The essay is a devastating, mocking critique of futurism. It’s another early example of a theme Bashevis would return to on many occasions—the futility of artistic and political ideologies and self-conscious literary experiments. The preserved part of the article concludes with ironic references to Yiddish modernists Uri Zvi Greenberg, Peretz Markish, and Melekh Ravitch.
Both pieces present Singer as a sharp and vivid observer, with a good sense of irony and a powerful visual imagination. In contrast to his later writings, these juvenile pieces seem less Jewish and more “cosmopolitan,” with references to Dickens, Oscar Wilde, Dante, and Dostoevsky. The sharpness of Bashevis’s pen strikes with full force in his attack on futurism, when he compares the futurist artist obsessively looking for new modes of expression and thus afraid to even glance at the moon, with a pious Hasid afraid of looking at a woman passing in the street.
While the story is set in the Bilgoraj region (Tarnomiasto stands in for the town of Tarnogrod—the Polish miasto and grod both mean “town”), the essay references a world outside the shtetl, in Warsaw and elsewhere. This too mirrors the pattern for years to come: Singer’s early stories and his first novel are all set in the provinces, while essays and interviews concern literary life in Warsaw.
The young Singer spent much of his teenage years in Bilgoraj, the town where his maternal grandfather was a rabbi, and it occupies a special place in his writings. His first novel, Satan in Goray, and a number of stories take place in the Bilgoraj region. In “Der yid fun bovl,” a Jew from Babylon is traveling from Lublin to Tarnogrod; Gimpel from “Gimpl tam” (“Gimpel the Fool”) comes from nearby Frampol. Bilgoraj also includes the Polish word raj, meaning “paradise,” and it’s noteworthy that the town often appears in Singer’s fiction as a synonym for paradise, with the phrase “gan-eydn” (The Garden of Eden) frequently used in the Yiddish originals of these stories.
In reality, life for the Singer family in Bilgoraj was very far from paradise. They lived in one room, in poverty, and with few real prospects for better times. But in Warsaw, and later in New York, Singer kept returning to the town in his imagination. When visiting Bilgoraj in 2003, the writer’s son, Israel Zamir, recalled that he had once asked his father if he would still be able to describe the shtetl. Bashevis answered, “Of course. Each house. Every street. If Jewish Bilgoraj still existed, I would easily get around there.”
Sadly, very few traces of the old Jewish Bilgoraj survive. All the more reason, then, to celebrate this unique discovery. Salamandrye has still not given up all its secrets.
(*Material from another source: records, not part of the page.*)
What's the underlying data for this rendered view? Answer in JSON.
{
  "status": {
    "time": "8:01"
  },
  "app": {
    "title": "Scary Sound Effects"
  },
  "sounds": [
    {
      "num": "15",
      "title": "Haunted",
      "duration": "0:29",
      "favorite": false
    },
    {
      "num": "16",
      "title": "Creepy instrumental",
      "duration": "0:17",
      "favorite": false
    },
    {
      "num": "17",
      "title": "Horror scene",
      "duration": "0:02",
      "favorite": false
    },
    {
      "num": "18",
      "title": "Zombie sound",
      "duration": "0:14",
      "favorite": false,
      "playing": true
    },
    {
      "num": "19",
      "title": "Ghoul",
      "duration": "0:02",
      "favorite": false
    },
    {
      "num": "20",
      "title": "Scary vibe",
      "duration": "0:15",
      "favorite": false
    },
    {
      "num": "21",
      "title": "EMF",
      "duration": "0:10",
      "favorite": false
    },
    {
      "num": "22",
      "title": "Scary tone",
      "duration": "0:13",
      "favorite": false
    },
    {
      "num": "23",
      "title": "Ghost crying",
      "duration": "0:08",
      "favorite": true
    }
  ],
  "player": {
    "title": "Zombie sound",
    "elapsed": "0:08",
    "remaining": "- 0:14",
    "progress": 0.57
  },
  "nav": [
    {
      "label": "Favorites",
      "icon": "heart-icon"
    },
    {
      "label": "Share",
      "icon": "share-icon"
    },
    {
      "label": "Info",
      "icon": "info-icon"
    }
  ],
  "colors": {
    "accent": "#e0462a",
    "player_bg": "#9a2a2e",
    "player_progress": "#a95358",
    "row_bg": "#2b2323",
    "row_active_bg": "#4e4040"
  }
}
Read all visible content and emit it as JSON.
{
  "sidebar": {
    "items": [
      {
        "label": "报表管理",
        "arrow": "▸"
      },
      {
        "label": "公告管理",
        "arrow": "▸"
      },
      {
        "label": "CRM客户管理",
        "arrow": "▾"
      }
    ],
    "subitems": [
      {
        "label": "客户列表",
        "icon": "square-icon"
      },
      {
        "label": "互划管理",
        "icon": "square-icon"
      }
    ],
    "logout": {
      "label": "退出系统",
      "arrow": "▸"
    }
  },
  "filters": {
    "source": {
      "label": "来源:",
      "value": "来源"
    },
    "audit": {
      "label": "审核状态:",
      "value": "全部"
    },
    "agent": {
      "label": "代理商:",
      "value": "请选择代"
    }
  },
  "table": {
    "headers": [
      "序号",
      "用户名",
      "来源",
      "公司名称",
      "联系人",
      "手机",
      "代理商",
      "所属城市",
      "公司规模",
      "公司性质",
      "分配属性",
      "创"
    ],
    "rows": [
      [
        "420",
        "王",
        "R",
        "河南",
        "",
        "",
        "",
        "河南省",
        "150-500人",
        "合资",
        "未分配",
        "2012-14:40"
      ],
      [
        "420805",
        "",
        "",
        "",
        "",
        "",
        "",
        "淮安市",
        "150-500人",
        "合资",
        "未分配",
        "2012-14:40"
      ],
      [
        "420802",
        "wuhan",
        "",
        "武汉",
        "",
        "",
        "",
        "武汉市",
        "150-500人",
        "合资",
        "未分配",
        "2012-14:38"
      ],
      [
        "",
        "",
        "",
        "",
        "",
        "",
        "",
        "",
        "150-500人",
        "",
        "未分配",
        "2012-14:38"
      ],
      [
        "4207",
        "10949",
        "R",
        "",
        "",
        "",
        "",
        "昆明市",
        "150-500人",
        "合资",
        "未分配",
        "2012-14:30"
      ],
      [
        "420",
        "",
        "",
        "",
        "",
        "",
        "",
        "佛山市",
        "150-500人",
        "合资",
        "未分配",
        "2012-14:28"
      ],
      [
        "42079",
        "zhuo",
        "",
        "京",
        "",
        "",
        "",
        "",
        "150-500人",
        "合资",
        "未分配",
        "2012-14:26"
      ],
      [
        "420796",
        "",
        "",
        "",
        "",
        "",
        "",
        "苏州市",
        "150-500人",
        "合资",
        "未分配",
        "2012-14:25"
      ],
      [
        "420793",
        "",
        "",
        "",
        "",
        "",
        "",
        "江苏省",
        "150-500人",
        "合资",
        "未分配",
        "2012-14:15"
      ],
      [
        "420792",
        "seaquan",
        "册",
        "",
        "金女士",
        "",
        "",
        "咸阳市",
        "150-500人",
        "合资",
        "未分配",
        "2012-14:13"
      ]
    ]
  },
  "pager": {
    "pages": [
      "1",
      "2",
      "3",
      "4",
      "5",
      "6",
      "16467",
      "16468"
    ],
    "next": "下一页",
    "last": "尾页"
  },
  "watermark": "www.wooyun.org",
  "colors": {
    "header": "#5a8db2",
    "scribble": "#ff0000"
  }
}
The journal was clearly typeset, but we don’t know whether it was ever actually printed and bound, much less distributed and sold. However, if only in part, the mythical journal has moved into the realm of reality.
An earlier version of this article appeared in Yiddish in the Forverts.